Frances-Ha-film-stillIt’s hard to think of a better movie about the sustainability of youthful enthusiasm than Noah Baumbach’s simultaneously charming and distressing dramedy “Frances Ha.” While the post-college transition or non-transition into adulthood is a popular indie-movie theme (and one of my personal favorites), Frances Ha manages to examine it with a hand that is both hyper-realistic and graceful. Greta Gerwig gives one of my favorite performances of 2013 as Frances, a 27 year-old apprentice dancer who lives in Brooklyn with her best friend Sophie. With her dancing career not taking off as she had hoped, Frances’ friendship with Sophie acts as her mental cushion against a discouraging reality. This gets taken away from her when Sophie decides to move in with someone else, and Frances is forced to re-examine the state of her life. Continue reading

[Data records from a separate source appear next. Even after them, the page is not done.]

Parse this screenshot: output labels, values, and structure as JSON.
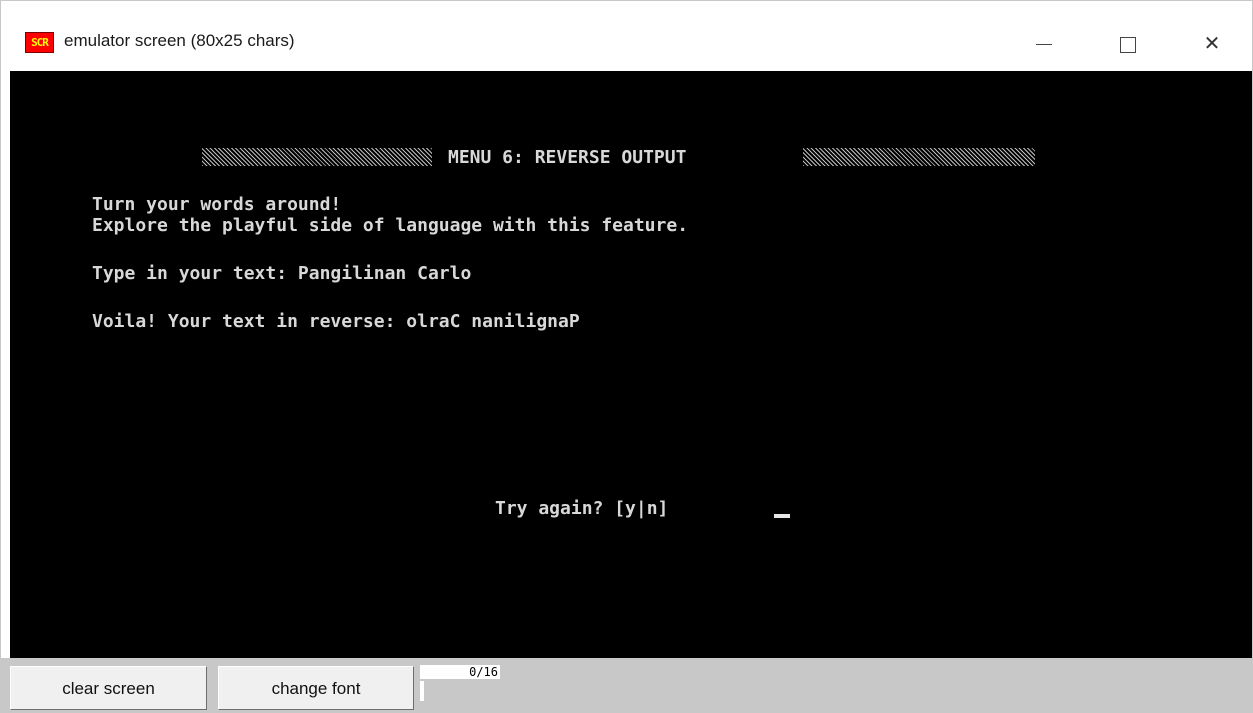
{
  "window": {
    "icon_text": "SCR",
    "title": "emulator screen (80x25 chars)"
  },
  "terminal": {
    "menu_title": "MENU 6: REVERSE OUTPUT",
    "line1": "Turn your words around!",
    "line2": "Explore the playful side of language with this feature.",
    "line3": "Type in your text: Pangilinan Carlo",
    "line4": "Voila! Your text in reverse: olraC nanilignaP",
    "prompt": "Try again? [y|n]"
  },
  "toolbar": {
    "clear_label": "clear screen",
    "font_label": "change font",
    "counter": "0/16",
    "counter_fraction": 0
  },
  "colors": {
    "screen_bg": "#000000",
    "screen_fg": "#d8d8d8",
    "bar_bg": "#c8c8c8"
  }
}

Aimee Bender and Renewal


color masterFor those who aren’t familiar with the work of Aimee Bender, her writing includes several books of short stories and two novels, and can be generalized as a blending of the magical and surreal with the everyday. Through unique means, Bender renders characters and emotions with honesty and insight, often cutting to the heart of the human condition with a deceptively simple touch. I’ve been going through her latest book of short stories, The Color Master, and was struck by the way she used the thread of sustainability in a story called Bad Return. Continue reading


Eating to Combat Anxiety


liz-lemon-have-it-all-650x362The first week of a new quarter is notoriously stressful. It’s hit me like never before this winter (though it probably feels that way every time), and I expect that the majority of my fellow students are currently feeling like butter spread over too much bread (because the world needs more LOTR references). I’ve written about less concrete ways of dealing with anxiety before, but just like certain foods can help us to concentrate, certain foods can also help us in the fight against stress. Continue reading


Sustainability & Film: Prince Avalanche


large_Prince_Avalanche_1_PUBSDirector David Gordon Green’s Prince Avalanche is set against the backdrop of a 1988 Texas wildfire, charred woodland making for a haunting and enveloping atmosphere that acts as the perfect stage for a quiet and meditative study on the relationship between the film’s two main characters. Alvin (a mustached Paul Rudd) and Lance (Emile Hirsch, seemingly competing in a Jack Black lookalike contest) are a couple of mismatched road-workers, stuck with each other as the two of them paint new lines on a rural highway. Party-focused Lance tells the straight-laced Alvin that he gets lonely out in the wilderness, but Alvin stays behind when Lance heads to the city for the weekend, saying that he “reaps the rewards of solitude.” Continue reading